== Exercise description ==
Within the material below, filter for lines that hold the word "icon".

== Data extracts ==
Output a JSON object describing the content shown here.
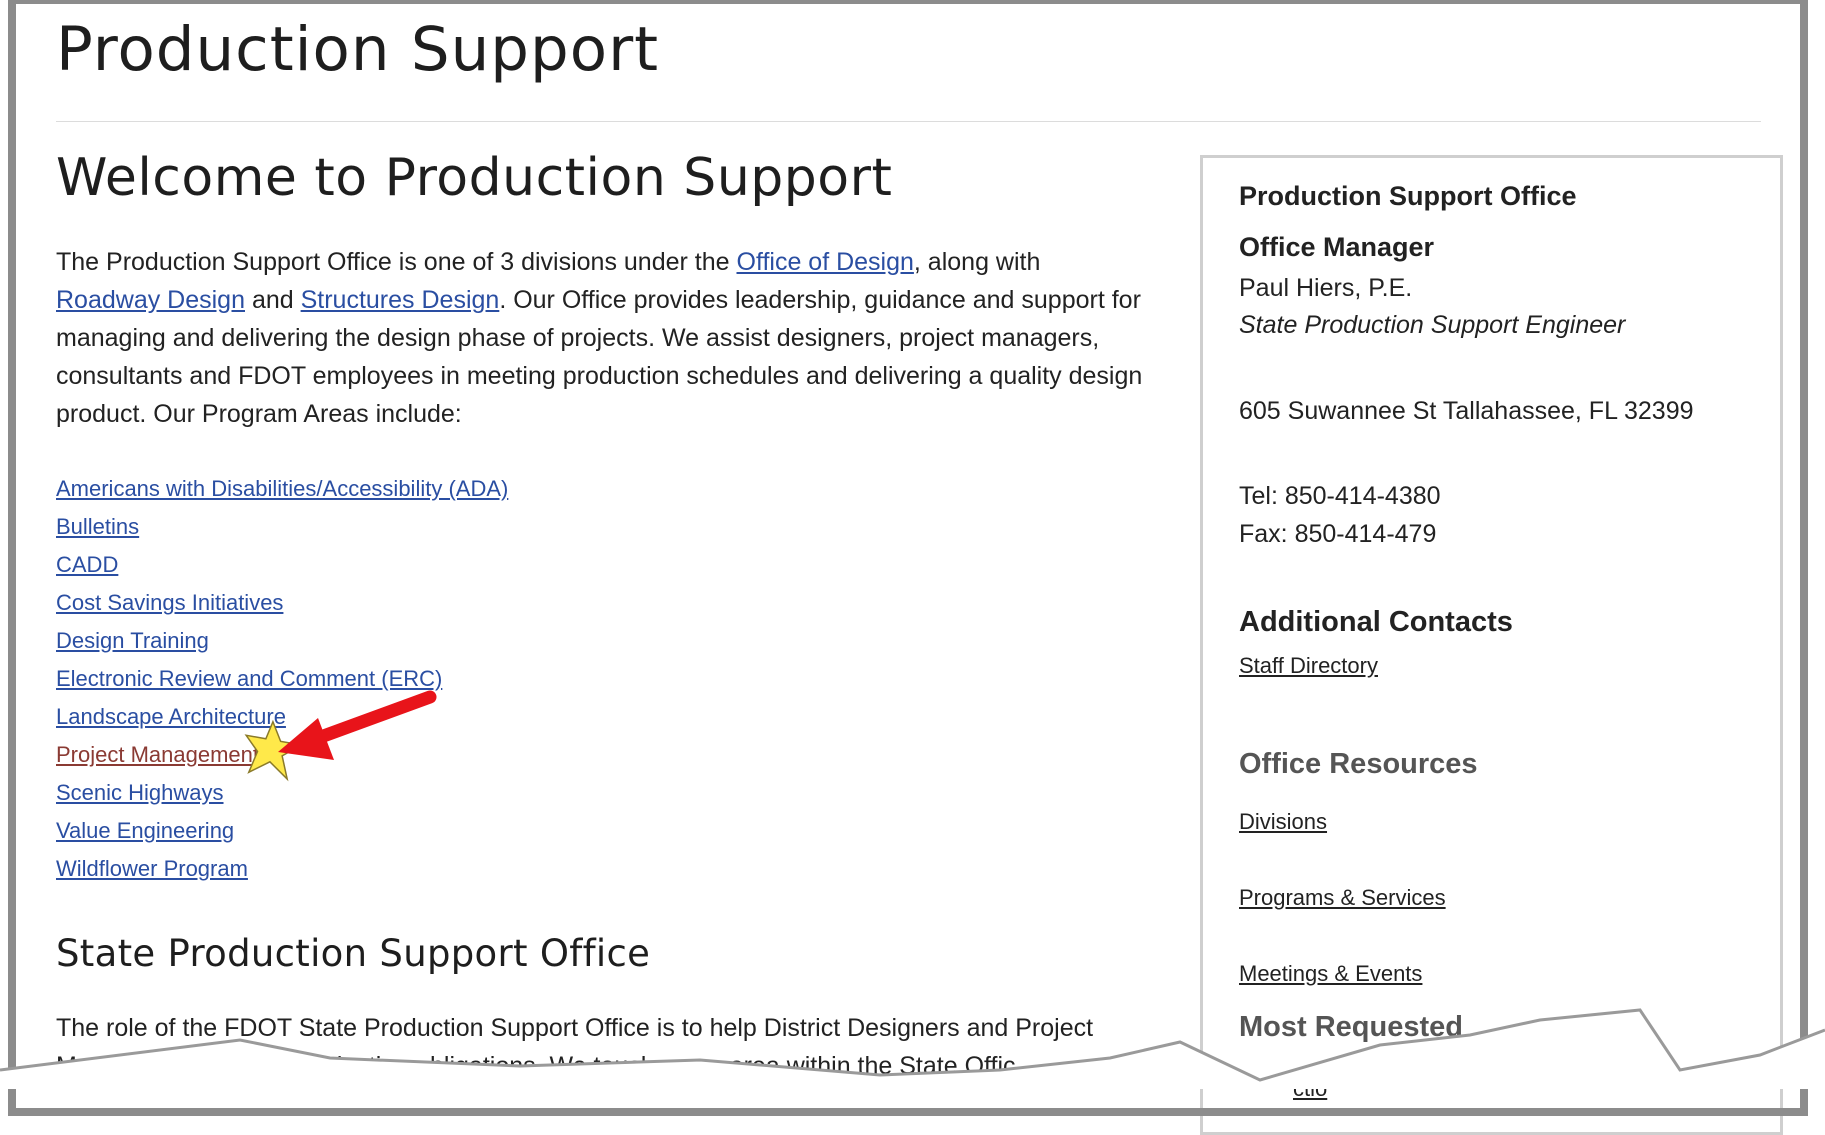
{
  "page": {
    "title": "Production Support"
  },
  "welcome": {
    "heading": "Welcome to Production Support",
    "intro_1": "The Production Support Office is one of 3 divisions under the ",
    "office_of_design_link": "Office of Design",
    "intro_2": ", along with ",
    "roadway_design_link": "Roadway Design",
    "intro_3": " and ",
    "structures_design_link": "Structures Design",
    "intro_4": ". Our Office provides leadership, guidance and support for managing and delivering the design phase of projects. We assist designers, project managers, consultants and FDOT employees in meeting production schedules and delivering a quality design product. Our Program Areas include:"
  },
  "programs": [
    "Americans with Disabilities/Accessibility (ADA)",
    "Bulletins",
    "CADD",
    "Cost Savings Initiatives",
    "Design Training",
    "Electronic Review and Comment (ERC)",
    "Landscape Architecture",
    "Project Management",
    "Scenic Highways",
    "Value Engineering",
    "Wildflower Program"
  ],
  "state_office": {
    "heading": "State Production Support Office",
    "text_1": "The role of the FDOT State Production Support Office is to help District Designers and Project",
    "text_2": "Mana",
    "text_3": "duction obligations. We touch every area within the State Offic"
  },
  "sidebar": {
    "office_title": "Production Support Office",
    "manager_heading": "Office Manager",
    "manager_name": "Paul Hiers, P.E.",
    "manager_role": "State Production Support Engineer",
    "address": "605 Suwannee St Tallahassee, FL 32399",
    "tel": "Tel: 850-414-4380",
    "fax": "Fax: 850-414-479",
    "additional_contacts_heading": "Additional Contacts",
    "staff_directory_link": "Staff Directory",
    "office_resources_heading": "Office Resources",
    "divisions_link": "Divisions",
    "programs_services_link": "Programs & Services",
    "meetings_events_link": "Meetings & Events",
    "most_requested_heading": "Most Requested",
    "partial_link": "ctio"
  },
  "colors": {
    "link": "#2a4ea2",
    "visited_link": "#8a3a33",
    "annotation_arrow": "#e8141a",
    "annotation_star": "#ffe94a"
  },
  "annotation": {
    "arrow_icon": "red-arrow-icon",
    "star_icon": "yellow-star-icon"
  }
}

== Completed task ==
    "arrow_icon": "red-arrow-icon",
    "star_icon": "yellow-star-icon"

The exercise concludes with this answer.